### What is expected:
Repeat each entry verbatim.

### Supplied entries:
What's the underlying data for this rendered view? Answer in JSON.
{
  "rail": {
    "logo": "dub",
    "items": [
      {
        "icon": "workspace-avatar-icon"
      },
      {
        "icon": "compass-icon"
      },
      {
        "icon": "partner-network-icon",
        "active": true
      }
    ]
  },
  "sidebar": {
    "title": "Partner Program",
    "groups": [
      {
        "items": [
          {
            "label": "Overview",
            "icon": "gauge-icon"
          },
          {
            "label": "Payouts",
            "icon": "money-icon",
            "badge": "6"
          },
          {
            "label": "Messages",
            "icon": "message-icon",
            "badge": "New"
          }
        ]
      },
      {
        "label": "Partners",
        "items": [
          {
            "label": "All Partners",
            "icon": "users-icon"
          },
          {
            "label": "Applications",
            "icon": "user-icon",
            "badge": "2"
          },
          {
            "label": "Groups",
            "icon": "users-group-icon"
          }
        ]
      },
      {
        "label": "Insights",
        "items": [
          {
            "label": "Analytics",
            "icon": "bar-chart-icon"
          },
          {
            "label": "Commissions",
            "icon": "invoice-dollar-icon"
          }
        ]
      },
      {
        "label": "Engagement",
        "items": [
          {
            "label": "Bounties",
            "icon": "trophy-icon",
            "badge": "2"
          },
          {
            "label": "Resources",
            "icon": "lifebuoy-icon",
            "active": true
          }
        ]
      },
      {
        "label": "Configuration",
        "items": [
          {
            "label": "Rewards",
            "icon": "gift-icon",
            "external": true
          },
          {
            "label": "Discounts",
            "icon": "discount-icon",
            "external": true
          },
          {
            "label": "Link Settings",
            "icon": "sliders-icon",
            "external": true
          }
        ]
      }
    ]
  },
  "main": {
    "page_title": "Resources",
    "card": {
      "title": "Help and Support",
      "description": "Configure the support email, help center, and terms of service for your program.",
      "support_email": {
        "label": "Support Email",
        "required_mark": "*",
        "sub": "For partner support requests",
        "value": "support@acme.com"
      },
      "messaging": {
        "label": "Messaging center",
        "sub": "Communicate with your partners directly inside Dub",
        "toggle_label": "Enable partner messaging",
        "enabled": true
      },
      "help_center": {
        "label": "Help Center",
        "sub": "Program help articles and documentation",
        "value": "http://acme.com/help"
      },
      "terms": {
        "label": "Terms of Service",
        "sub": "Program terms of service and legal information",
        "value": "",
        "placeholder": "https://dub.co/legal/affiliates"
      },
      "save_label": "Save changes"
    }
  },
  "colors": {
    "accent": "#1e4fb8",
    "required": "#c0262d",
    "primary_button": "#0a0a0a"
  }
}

### Written response:
What's the underlying data for this rendered view? Answer in JSON.
{
  "rail": {
    "logo": "dub",
    "items": [
      {
        "icon": "workspace-avatar-icon"
      },
      {
        "icon": "compass-icon"
      },
      {
        "icon": "partner-network-icon",
        "active": true
      }
    ]
  },
  "sidebar": {
    "title": "Partner Program",
    "groups": [
      {
        "items": [
          {
            "label": "Overview",
            "icon": "gauge-icon"
          },
          {
            "label": "Payouts",
            "icon": "money-icon",
            "badge": "6"
          },
          {
            "label": "Messages",
            "icon": "message-icon",
            "badge": "New"
          }
        ]
      },
      {
        "label": "Partners",
        "items": [
          {
            "label": "All Partners",
            "icon": "users-icon"
          },
          {
            "label": "Applications",
            "icon": "user-icon",
            "badge": "2"
          },
          {
            "label": "Groups",
            "icon": "users-group-icon"
          }
        ]
      },
      {
        "label": "Insights",
        "items": [
          {
            "label": "Analytics",
            "icon": "bar-chart-icon"
          },
          {
            "label": "Commissions",
            "icon": "invoice-dollar-icon"
          }
        ]
      },
      {
        "label": "Engagement",
        "items": [
          {
            "label": "Bounties",
            "icon": "trophy-icon",
            "badge": "2"
          },
          {
            "label": "Resources",
            "icon": "lifebuoy-icon",
            "active": true
          }
        ]
      },
      {
        "label": "Configuration",
        "items": [
          {
            "label": "Rewards",
            "icon": "gift-icon",
            "external": true
          },
          {
            "label": "Discounts",
            "icon": "discount-icon",
            "external": true
          },
          {
            "label": "Link Settings",
            "icon": "sliders-icon",
            "external": true
          }
        ]
      }
    ]
  },
  "main": {
    "page_title": "Resources",
    "card": {
      "title": "Help and Support",
      "description": "Configure the support email, help center, and terms of service for your program.",
      "support_email": {
        "label": "Support Email",
        "required_mark": "*",
        "sub": "For partner support requests",
        "value": "support@acme.com"
      },
      "messaging": {
        "label": "Messaging center",
        "sub": "Communicate with your partners directly inside Dub",
        "toggle_label": "Enable partner messaging",
        "enabled": true
      },
      "help_center": {
        "label": "Help Center",
        "sub": "Program help articles and documentation",
        "value": "http://acme.com/help"
      },
      "terms": {
        "label": "Terms of Service",
        "sub": "Program terms of service and legal information",
        "value": "",
        "placeholder": "https://dub.co/legal/affiliates"
      },
      "save_label": "Save changes"
    }
  },
  "colors": {
    "accent": "#1e4fb8",
    "required": "#c0262d",
    "primary_button": "#0a0a0a"
  }
}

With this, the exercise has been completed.